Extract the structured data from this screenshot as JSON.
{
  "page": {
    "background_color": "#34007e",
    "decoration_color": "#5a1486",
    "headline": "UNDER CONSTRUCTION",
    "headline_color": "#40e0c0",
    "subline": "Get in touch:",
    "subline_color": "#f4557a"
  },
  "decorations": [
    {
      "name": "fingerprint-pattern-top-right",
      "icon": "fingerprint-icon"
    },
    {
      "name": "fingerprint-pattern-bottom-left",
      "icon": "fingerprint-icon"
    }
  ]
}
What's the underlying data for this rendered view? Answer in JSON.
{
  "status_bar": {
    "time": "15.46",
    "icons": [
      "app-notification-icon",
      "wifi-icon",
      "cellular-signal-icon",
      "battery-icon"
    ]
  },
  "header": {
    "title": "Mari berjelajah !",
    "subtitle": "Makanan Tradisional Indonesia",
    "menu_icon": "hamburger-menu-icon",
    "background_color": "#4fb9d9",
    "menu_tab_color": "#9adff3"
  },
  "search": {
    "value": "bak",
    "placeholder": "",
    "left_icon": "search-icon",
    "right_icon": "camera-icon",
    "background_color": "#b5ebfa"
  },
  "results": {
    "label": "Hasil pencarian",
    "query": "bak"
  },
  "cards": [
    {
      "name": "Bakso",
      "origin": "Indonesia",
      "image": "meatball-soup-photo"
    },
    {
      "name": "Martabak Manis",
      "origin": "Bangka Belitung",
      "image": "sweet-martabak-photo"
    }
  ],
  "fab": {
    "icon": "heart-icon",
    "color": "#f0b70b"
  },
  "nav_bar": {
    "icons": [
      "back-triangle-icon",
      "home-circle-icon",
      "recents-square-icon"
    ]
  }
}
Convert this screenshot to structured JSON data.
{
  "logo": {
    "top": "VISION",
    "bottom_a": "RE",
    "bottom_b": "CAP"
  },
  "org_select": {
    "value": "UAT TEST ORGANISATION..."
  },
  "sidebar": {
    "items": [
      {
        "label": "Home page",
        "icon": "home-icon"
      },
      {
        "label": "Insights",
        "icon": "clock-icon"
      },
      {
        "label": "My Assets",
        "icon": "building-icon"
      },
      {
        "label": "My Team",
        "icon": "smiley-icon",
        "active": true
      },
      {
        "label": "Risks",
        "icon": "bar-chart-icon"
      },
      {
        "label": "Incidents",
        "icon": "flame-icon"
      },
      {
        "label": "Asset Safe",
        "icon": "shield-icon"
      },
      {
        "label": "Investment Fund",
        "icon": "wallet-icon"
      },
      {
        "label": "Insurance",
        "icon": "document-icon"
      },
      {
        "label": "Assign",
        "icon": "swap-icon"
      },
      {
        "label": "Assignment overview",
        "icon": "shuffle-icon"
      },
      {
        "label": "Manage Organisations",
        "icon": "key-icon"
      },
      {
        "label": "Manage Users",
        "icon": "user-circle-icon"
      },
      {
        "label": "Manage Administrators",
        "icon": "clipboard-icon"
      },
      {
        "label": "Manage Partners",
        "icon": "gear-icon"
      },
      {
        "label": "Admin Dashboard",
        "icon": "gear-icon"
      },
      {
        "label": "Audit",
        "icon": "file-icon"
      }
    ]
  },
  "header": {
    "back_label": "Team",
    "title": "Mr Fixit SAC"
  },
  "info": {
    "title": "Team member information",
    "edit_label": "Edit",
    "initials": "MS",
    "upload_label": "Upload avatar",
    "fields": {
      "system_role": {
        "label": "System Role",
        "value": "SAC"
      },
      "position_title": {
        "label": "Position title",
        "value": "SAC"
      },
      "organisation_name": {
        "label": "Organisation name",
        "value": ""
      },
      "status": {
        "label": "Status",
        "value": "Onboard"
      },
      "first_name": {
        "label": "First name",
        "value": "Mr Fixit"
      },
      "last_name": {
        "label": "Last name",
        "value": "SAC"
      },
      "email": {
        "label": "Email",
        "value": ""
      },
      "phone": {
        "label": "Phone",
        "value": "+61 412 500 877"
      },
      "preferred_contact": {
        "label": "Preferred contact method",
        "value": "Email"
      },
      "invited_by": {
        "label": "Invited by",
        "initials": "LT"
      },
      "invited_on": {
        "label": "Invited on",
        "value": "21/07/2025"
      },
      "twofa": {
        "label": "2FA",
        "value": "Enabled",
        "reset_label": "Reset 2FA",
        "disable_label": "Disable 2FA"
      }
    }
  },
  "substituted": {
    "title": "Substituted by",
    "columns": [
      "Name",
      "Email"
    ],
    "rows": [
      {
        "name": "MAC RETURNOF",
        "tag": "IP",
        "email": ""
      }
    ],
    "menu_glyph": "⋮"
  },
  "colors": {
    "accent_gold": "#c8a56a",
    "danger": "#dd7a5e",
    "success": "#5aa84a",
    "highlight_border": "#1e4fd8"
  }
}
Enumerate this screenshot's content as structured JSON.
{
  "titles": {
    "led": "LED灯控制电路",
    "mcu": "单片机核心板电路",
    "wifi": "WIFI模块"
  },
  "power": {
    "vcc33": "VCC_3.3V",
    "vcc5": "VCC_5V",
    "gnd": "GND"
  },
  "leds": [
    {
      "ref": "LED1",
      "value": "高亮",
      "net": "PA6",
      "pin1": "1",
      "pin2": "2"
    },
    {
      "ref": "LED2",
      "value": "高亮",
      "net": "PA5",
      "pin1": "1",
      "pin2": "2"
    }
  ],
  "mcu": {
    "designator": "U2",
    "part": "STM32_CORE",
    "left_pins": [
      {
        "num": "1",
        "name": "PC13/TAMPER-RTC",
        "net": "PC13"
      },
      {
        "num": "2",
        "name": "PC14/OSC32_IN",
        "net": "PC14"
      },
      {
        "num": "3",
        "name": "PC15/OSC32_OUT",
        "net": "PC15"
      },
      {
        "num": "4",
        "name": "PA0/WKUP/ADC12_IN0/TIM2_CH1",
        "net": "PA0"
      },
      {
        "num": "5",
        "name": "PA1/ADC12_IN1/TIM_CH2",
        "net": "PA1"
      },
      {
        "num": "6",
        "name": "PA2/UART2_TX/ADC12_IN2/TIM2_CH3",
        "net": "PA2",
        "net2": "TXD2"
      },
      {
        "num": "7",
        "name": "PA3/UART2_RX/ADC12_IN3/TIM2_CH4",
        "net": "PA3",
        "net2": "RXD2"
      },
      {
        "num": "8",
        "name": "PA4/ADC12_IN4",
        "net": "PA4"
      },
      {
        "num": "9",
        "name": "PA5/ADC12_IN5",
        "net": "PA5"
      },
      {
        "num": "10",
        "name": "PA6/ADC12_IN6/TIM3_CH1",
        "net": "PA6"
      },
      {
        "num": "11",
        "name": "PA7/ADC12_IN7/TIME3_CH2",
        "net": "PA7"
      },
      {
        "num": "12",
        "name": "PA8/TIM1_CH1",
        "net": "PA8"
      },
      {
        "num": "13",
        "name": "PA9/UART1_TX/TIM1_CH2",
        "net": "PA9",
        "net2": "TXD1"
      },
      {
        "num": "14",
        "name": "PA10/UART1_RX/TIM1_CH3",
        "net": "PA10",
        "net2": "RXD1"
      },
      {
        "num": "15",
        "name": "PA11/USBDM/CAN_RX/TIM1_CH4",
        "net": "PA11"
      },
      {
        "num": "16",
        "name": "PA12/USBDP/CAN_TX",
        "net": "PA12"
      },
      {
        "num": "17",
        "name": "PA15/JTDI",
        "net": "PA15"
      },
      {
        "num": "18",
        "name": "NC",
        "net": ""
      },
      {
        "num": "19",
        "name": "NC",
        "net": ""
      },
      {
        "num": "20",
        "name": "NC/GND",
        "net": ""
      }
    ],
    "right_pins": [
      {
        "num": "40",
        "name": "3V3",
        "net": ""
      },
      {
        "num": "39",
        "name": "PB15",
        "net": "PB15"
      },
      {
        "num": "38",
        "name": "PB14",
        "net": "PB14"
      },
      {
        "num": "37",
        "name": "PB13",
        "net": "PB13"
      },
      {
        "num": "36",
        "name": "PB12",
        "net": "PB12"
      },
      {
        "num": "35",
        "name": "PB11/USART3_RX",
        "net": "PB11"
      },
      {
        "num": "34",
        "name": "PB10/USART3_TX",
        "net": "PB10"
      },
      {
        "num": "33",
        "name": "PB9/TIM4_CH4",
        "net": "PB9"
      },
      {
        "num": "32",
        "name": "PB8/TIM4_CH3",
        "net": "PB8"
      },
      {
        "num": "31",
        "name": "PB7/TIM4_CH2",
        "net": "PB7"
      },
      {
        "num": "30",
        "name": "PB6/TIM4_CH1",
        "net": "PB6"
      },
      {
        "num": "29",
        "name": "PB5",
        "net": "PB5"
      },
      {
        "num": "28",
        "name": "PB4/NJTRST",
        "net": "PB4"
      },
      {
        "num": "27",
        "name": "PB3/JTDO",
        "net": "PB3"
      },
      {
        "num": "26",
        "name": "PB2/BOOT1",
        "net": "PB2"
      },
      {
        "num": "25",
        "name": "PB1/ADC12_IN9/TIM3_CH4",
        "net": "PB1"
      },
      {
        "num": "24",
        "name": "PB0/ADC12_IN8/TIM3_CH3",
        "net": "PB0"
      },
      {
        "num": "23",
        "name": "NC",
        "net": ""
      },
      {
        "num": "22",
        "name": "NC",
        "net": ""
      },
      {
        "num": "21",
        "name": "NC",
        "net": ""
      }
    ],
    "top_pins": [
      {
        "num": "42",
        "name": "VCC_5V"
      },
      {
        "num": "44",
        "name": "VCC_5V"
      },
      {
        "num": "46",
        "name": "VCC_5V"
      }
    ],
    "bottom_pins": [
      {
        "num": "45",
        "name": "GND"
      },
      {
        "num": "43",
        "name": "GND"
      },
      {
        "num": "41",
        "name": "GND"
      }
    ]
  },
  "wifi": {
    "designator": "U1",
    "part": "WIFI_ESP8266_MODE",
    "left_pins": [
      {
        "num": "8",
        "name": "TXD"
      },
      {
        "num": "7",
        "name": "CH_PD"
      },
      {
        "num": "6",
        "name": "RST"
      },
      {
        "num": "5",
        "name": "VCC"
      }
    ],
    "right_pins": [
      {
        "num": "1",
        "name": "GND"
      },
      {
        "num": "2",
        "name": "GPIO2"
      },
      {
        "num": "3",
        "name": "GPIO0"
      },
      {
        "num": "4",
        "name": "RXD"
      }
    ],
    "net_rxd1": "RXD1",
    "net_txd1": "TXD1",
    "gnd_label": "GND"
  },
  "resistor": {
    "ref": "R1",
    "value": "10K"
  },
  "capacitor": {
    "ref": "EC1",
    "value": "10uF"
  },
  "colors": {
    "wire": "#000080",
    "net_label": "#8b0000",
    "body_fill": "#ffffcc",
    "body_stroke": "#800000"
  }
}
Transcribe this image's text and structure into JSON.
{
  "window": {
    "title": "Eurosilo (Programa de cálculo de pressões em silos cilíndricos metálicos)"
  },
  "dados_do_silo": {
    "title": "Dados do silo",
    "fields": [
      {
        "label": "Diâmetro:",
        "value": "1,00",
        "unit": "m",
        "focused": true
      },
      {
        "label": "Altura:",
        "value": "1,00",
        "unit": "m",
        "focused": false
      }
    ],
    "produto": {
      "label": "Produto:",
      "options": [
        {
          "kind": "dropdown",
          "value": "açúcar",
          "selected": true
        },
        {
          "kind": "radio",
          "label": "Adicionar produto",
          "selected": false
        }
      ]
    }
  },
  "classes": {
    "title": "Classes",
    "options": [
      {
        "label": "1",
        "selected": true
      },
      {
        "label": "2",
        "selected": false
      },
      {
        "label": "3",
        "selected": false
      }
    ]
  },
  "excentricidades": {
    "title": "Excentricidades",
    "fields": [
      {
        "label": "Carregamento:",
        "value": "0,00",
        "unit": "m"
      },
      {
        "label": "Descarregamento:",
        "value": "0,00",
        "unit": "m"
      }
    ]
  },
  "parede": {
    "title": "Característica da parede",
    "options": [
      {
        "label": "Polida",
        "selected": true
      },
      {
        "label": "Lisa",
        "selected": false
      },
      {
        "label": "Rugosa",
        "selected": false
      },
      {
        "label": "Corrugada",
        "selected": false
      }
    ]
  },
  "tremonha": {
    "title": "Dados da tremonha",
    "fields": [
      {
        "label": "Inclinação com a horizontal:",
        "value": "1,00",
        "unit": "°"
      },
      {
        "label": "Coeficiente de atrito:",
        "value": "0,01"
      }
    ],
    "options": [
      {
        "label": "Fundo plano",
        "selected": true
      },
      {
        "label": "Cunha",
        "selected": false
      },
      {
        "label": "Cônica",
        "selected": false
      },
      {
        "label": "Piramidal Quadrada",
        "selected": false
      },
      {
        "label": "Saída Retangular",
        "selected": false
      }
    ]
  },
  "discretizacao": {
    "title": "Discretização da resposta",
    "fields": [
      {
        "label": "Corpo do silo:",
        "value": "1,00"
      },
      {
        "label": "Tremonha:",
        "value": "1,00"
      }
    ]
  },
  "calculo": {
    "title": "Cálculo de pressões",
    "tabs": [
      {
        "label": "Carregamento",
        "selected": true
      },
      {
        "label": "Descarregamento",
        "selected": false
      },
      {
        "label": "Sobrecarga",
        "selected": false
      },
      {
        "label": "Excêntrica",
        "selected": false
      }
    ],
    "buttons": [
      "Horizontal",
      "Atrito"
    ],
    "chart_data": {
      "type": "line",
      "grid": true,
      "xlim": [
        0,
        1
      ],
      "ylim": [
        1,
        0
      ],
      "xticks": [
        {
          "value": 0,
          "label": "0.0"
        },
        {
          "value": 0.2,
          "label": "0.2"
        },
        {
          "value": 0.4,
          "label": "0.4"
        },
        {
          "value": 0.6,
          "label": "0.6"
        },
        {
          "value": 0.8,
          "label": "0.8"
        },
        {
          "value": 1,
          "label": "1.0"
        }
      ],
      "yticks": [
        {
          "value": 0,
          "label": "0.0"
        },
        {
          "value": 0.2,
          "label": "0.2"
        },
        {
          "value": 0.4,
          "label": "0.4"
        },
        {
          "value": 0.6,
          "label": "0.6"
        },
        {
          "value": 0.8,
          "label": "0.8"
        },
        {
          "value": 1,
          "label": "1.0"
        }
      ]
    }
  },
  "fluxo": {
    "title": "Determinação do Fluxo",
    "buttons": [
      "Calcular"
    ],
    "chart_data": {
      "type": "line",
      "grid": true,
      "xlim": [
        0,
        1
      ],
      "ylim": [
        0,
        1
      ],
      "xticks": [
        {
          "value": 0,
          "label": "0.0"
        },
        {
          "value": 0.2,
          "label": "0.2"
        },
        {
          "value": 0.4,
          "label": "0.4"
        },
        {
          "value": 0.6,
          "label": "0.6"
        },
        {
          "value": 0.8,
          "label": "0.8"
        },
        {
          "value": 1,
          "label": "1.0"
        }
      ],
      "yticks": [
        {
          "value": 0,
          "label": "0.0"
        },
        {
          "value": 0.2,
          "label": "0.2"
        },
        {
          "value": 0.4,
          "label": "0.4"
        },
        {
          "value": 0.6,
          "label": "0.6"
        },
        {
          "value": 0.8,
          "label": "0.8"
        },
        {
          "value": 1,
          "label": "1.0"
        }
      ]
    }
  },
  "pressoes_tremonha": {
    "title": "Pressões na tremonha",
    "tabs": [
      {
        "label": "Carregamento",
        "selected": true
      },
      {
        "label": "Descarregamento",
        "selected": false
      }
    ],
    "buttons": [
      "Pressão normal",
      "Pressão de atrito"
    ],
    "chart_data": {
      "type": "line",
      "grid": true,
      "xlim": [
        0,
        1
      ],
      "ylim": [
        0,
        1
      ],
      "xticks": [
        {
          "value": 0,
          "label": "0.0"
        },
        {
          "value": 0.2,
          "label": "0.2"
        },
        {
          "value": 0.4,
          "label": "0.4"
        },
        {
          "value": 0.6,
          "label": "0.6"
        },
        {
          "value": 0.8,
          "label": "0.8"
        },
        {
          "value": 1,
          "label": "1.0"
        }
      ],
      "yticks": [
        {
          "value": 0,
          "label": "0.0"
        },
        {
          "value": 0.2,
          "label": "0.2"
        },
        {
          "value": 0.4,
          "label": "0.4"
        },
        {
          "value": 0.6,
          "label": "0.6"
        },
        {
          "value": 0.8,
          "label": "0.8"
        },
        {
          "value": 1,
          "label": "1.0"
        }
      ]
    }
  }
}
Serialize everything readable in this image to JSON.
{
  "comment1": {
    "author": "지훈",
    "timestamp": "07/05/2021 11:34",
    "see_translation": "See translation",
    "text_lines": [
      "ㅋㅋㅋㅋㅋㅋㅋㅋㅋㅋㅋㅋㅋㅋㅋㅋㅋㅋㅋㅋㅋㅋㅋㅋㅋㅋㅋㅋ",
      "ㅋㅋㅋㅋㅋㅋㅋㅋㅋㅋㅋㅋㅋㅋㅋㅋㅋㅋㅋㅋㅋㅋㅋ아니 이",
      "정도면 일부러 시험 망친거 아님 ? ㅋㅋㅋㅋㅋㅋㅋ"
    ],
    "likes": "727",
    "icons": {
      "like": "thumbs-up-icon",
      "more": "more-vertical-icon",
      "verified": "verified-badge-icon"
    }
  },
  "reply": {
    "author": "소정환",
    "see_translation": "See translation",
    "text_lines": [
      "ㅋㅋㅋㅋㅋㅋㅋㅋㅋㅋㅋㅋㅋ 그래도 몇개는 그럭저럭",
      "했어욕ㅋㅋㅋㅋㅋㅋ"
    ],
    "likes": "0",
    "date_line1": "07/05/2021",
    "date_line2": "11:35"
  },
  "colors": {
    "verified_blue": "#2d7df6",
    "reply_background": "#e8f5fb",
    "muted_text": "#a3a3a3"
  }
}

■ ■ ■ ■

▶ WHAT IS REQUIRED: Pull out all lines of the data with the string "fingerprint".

▶ PROBLEM SOLUTION:
      "name": "fingerprint-pattern-top-right",
      "icon": "fingerprint-icon"
      "name": "fingerprint-pattern-bottom-left",
      "icon": "fingerprint-icon"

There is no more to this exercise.